December 20, 2011
For the 30 years since The McLaughlin Group began to run on network television, the Christmas and New Year’s shows have been devoted to the conferring of annual awards.
The first award on the Christmas show is “Biggest Winner.”
This year, clearly, one of the world’s big winner was—Islam.
For this was the year when what Catholic apologist Hilaire Belloc predicted in 1938 would be the “second period of Islamic power” became manifest to all mankind.
From Morocco to Pakistan, a great awakening is occurring. And perhaps the most dramatic example of Islam rising again came in Egypt, with the fall of the 60-year-old military dictatorship.
With the ouster of Hosni Mubarak after weeks of demonstrations in Tahrir Square, the West hailed the coming of democracy.

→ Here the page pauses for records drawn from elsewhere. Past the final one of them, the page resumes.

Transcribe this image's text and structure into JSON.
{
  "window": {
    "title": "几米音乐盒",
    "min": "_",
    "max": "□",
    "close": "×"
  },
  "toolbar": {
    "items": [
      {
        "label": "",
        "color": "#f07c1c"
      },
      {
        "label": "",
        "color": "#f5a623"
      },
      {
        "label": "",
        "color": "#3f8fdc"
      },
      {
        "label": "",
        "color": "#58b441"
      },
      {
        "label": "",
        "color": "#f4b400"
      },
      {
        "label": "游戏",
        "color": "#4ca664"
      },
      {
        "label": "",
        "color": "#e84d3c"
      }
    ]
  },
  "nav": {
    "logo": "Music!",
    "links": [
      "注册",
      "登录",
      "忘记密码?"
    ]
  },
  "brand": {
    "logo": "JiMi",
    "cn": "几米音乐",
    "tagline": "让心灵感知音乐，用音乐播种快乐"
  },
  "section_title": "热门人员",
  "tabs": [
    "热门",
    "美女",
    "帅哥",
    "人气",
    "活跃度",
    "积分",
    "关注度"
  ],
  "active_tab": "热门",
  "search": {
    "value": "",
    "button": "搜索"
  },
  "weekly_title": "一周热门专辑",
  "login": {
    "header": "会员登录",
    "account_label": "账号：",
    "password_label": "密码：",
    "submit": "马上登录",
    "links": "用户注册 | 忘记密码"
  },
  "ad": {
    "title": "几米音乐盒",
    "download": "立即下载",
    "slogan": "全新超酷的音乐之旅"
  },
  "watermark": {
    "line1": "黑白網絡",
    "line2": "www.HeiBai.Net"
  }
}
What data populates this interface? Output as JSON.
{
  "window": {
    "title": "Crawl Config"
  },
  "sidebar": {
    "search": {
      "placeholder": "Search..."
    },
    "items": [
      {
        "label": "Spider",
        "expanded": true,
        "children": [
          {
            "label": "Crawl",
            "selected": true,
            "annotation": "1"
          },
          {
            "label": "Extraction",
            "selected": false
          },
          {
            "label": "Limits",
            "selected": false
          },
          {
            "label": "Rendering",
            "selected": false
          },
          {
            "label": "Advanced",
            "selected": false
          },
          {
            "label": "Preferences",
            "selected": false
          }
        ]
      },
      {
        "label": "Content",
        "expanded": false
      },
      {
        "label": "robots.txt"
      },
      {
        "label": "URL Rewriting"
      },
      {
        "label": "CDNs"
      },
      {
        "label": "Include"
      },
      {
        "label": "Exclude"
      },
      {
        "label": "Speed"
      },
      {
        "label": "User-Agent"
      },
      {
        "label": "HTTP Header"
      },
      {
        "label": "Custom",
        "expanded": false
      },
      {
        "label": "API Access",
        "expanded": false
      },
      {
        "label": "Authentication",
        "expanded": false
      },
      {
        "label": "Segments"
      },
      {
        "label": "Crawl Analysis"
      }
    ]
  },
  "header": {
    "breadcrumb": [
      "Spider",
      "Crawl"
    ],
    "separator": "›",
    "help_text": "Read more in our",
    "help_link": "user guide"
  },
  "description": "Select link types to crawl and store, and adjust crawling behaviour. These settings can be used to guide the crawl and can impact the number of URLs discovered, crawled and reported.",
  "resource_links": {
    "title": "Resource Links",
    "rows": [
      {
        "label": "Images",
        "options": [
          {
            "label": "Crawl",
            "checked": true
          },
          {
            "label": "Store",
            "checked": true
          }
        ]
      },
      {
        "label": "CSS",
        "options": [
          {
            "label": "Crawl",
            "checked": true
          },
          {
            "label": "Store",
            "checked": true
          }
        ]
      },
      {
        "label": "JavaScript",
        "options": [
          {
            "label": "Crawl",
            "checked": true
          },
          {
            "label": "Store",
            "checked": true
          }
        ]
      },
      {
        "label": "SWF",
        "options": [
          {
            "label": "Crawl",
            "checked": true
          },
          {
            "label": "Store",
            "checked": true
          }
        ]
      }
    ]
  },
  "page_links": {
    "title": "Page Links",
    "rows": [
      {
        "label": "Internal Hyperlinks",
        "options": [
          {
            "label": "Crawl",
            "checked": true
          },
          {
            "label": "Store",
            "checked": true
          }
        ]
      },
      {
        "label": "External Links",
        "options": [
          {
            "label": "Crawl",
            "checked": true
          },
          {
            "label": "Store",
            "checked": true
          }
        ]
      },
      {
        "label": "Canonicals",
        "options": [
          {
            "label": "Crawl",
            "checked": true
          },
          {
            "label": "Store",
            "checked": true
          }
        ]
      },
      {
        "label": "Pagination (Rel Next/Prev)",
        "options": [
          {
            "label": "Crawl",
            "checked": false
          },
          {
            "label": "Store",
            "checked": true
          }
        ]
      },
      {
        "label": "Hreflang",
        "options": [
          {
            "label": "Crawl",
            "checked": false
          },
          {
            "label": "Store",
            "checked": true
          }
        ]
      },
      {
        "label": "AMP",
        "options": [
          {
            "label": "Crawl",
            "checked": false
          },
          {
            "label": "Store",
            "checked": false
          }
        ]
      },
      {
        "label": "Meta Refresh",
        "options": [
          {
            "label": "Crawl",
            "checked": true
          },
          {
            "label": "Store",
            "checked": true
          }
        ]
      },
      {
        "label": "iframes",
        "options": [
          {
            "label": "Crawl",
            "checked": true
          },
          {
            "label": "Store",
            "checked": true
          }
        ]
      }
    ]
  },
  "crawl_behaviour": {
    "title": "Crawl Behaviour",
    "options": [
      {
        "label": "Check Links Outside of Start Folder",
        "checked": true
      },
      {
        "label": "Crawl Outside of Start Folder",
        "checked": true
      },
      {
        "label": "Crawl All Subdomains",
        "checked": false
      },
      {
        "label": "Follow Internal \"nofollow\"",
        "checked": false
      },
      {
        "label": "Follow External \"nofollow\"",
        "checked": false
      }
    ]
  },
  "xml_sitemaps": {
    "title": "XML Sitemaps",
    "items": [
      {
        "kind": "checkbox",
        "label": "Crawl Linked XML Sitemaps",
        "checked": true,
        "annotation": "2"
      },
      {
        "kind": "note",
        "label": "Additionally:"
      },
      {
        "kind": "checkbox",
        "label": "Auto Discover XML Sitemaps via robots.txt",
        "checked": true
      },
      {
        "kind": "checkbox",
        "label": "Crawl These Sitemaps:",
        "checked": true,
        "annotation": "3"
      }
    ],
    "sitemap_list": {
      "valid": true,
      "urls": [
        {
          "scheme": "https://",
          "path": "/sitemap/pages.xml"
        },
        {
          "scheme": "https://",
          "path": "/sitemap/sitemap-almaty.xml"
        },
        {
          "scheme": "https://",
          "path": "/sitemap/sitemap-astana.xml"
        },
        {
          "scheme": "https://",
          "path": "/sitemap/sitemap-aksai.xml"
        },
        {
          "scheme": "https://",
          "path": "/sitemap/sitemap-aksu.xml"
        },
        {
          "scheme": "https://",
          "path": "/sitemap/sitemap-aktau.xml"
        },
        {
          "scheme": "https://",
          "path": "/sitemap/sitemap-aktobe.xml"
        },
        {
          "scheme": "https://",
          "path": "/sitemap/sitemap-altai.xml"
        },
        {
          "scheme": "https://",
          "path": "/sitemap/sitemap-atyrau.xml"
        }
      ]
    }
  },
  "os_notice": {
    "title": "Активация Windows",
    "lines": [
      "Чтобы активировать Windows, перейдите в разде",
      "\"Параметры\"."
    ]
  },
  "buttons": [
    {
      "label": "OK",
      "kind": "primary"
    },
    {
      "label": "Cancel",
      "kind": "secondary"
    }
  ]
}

But democracy delivered a rude shock. In the first round of voting, over 60 percent of all Egyptians cast their ballots for either the Muslim Brotherhood or the radical Islamist Nour Party of the Salafis. In the second round last week, 75 percent voted Islamist.
In Tunis and Tripoli, too, the overthrow of autocrats revealed a silent majority sympathetic to Islamism.

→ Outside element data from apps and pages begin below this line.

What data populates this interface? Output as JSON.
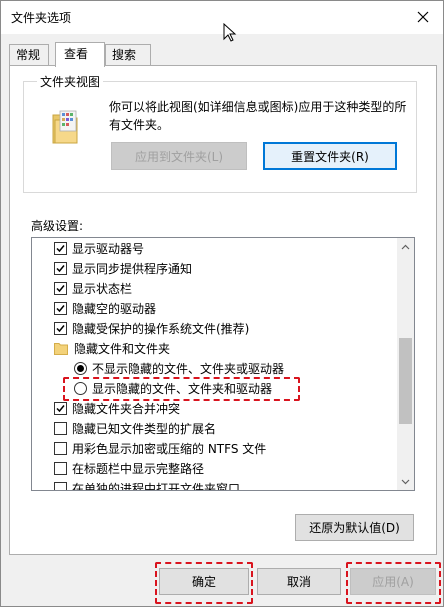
{
  "window": {
    "title": "文件夹选项"
  },
  "tabs": [
    {
      "label": "常规"
    },
    {
      "label": "查看",
      "active": true
    },
    {
      "label": "搜索"
    }
  ],
  "folder_views": {
    "legend": "文件夹视图",
    "description": "你可以将此视图(如详细信息或图标)应用于这种类型的所有文件夹。",
    "apply_button": "应用到文件夹(L)",
    "reset_button": "重置文件夹(R)"
  },
  "advanced": {
    "label": "高级设置:",
    "items": [
      {
        "type": "checkbox",
        "checked": true,
        "label": "显示驱动器号"
      },
      {
        "type": "checkbox",
        "checked": true,
        "label": "显示同步提供程序通知"
      },
      {
        "type": "checkbox",
        "checked": true,
        "label": "显示状态栏"
      },
      {
        "type": "checkbox",
        "checked": true,
        "label": "隐藏空的驱动器"
      },
      {
        "type": "checkbox",
        "checked": true,
        "label": "隐藏受保护的操作系统文件(推荐)"
      },
      {
        "type": "folder",
        "label": "隐藏文件和文件夹"
      },
      {
        "type": "radio",
        "checked": true,
        "label": "不显示隐藏的文件、文件夹或驱动器"
      },
      {
        "type": "radio",
        "checked": false,
        "label": "显示隐藏的文件、文件夹和驱动器"
      },
      {
        "type": "checkbox",
        "checked": true,
        "label": "隐藏文件夹合并冲突"
      },
      {
        "type": "checkbox",
        "checked": false,
        "label": "隐藏已知文件类型的扩展名"
      },
      {
        "type": "checkbox",
        "checked": false,
        "label": "用彩色显示加密或压缩的 NTFS 文件"
      },
      {
        "type": "checkbox",
        "checked": false,
        "label": "在标题栏中显示完整路径"
      },
      {
        "type": "checkbox",
        "checked": false,
        "label": "在单独的进程中打开文件夹窗口"
      }
    ],
    "restore_defaults": "还原为默认值(D)"
  },
  "footer": {
    "ok": "确定",
    "cancel": "取消",
    "apply": "应用(A)"
  },
  "colors": {
    "highlight": "#d9141e",
    "focus": "#0078d7"
  }
}
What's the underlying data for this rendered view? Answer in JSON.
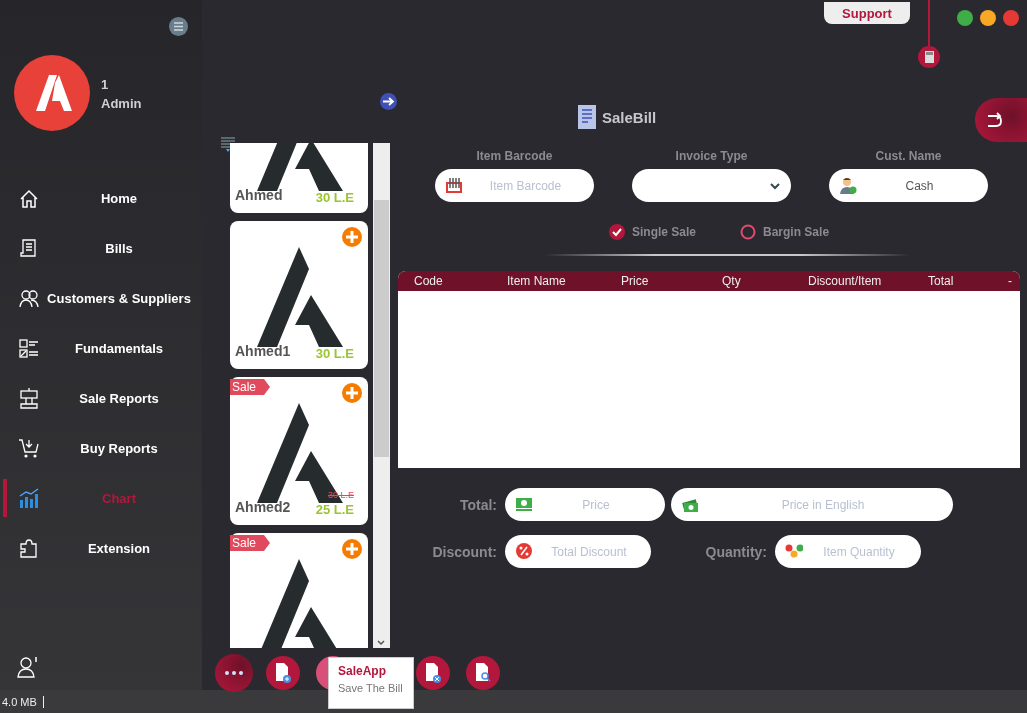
{
  "sidebar": {
    "user_id": "1",
    "user_role": "Admin",
    "items": [
      {
        "label": "Home",
        "selected": false
      },
      {
        "label": "Bills",
        "selected": false
      },
      {
        "label": "Customers & Suppliers",
        "selected": false
      },
      {
        "label": "Fundamentals",
        "selected": false
      },
      {
        "label": "Sale Reports",
        "selected": false
      },
      {
        "label": "Buy Reports",
        "selected": false
      },
      {
        "label": "Chart",
        "selected": true
      },
      {
        "label": "Extension",
        "selected": false
      }
    ]
  },
  "top_bar": {
    "support_button": "Support"
  },
  "products": [
    {
      "name": "Ahmed",
      "price": "30 L.E"
    },
    {
      "name": "Ahmed1",
      "price": "30 L.E"
    },
    {
      "name": "Ahmed2",
      "old_price": "30 L.E",
      "price": "25 L.E",
      "badge": "Sale"
    },
    {
      "badge": "Sale"
    }
  ],
  "form": {
    "title": "SaleBill",
    "fields": [
      {
        "label": "Item Barcode",
        "kind": "text",
        "placeholder": "Item Barcode"
      },
      {
        "label": "Invoice Type",
        "kind": "dropdown"
      },
      {
        "label": "Cust. Name",
        "kind": "text",
        "value": "Cash"
      }
    ],
    "sale_modes": [
      {
        "label": "Single Sale",
        "selected": true
      },
      {
        "label": "Bargin Sale",
        "selected": false
      }
    ]
  },
  "table": {
    "columns": [
      "Code",
      "Item Name",
      "Price",
      "Qty",
      "Discount/Item",
      "Total",
      "-"
    ]
  },
  "totals": [
    {
      "label": "Total:",
      "fields": [
        {
          "placeholder": "Price"
        },
        {
          "placeholder": "Price in English"
        }
      ]
    },
    {
      "label": "Discount:",
      "fields": [
        {
          "placeholder": "Total Discount"
        }
      ]
    },
    {
      "label": "Quantity:",
      "fields": [
        {
          "placeholder": "Item Quantity"
        }
      ]
    }
  ],
  "tooltip": {
    "title": "SaleApp",
    "text": "Save The Bill"
  },
  "status_bar": {
    "memory": "4.0 MB"
  }
}
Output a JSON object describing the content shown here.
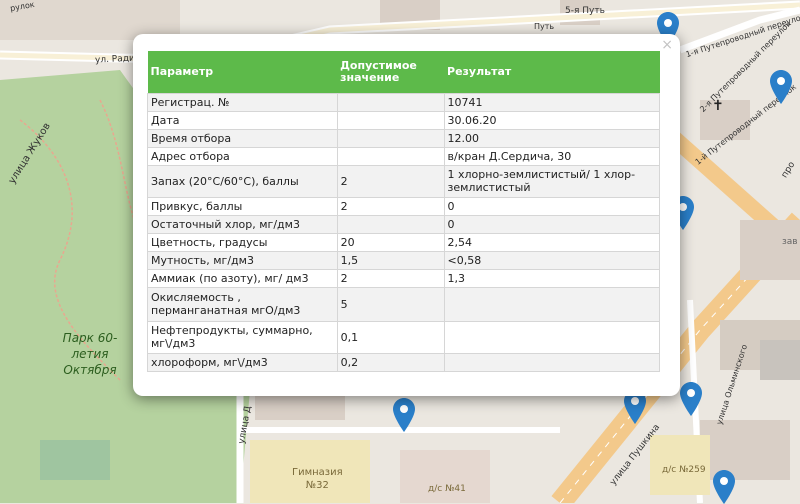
{
  "map": {
    "streets": [
      "ул. Радиатор",
      "улица Жуков",
      "1-я Путепроводный переулок",
      "2-я Путепроводный переулок",
      "1-й Путепроводный переулок",
      "улица Ольминского",
      "улица Пушкина",
      "улица Д",
      "про"
    ],
    "park_label": [
      "Парк 60-",
      "летия",
      "Октября"
    ],
    "school_label": [
      "Гимназия",
      "№32"
    ],
    "kindergarten_labels": [
      "д/с №259",
      "д/с №41"
    ],
    "other_labels": [
      "5-я Путь",
      "зав",
      "Путь",
      "рулок"
    ]
  },
  "popup": {
    "close_label": "×",
    "headers": [
      "Параметр",
      "Допустимое значение",
      "Результат"
    ],
    "rows": [
      [
        "Регистрац. №",
        "",
        "10741"
      ],
      [
        "Дата",
        "",
        "30.06.20"
      ],
      [
        "Время отбора",
        "",
        "12.00"
      ],
      [
        "Адрес отбора",
        "",
        "в/кран Д.Сердича, 30"
      ],
      [
        "Запах (20°С/60°С), баллы",
        "2",
        "1 хлорно-землистистый/ 1 хлор-землистистый"
      ],
      [
        "Привкус, баллы",
        "2",
        "0"
      ],
      [
        "Остаточный хлор, мг/дм3",
        "",
        "0"
      ],
      [
        "Цветность, градусы",
        "20",
        "2,54"
      ],
      [
        "Мутность, мг/дм3",
        "1,5",
        "<0,58"
      ],
      [
        "Аммиак (по азоту), мг/ дм3",
        "2",
        "1,3"
      ],
      [
        "Окисляемость , перманганатная мгО/дм3",
        "5",
        ""
      ],
      [
        "Нефтепродукты, суммарно, мг\\/дм3",
        "0,1",
        ""
      ],
      [
        "хлороформ, мг\\/дм3",
        "0,2",
        ""
      ]
    ]
  },
  "colors": {
    "header_green": "#5dba4a",
    "marker_blue": "#2a7fc9",
    "park_green": "#b5d29f",
    "road_orange": "#f3c98b"
  }
}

Recep Erdogan, the most important Turkish ruler since Kemal Ataturk, was a candidate for TIME‘s Man of the Year as he turned his nation’s back on a century of secularism and embraced a form of Islamism.
Muslim Uighurs seek to rip China’s largest province away from Beijing and establish an East Turkestan. Muslims in the North Caucasus seek to strip Dagestan and Ingushetia out of Russia. In Iraq and Afghanistan, Americans are in retreat and Islamists are celebrating our eviction.
While all the world has heard of the atrocity against Muslims in Srebrenica, that world ignores the desecration and destruction of Orthodox churches and cathedrals in Kosovo and the ethnic cleansing of Serbs by the Muslim Albanians that President Clinton brought to power.
Worldwide, the Muslim population has surpassed Catholicism as the world’s largest religion, with 48 members of the U.N. General Assembly now boasting a Muslim plurality or majority.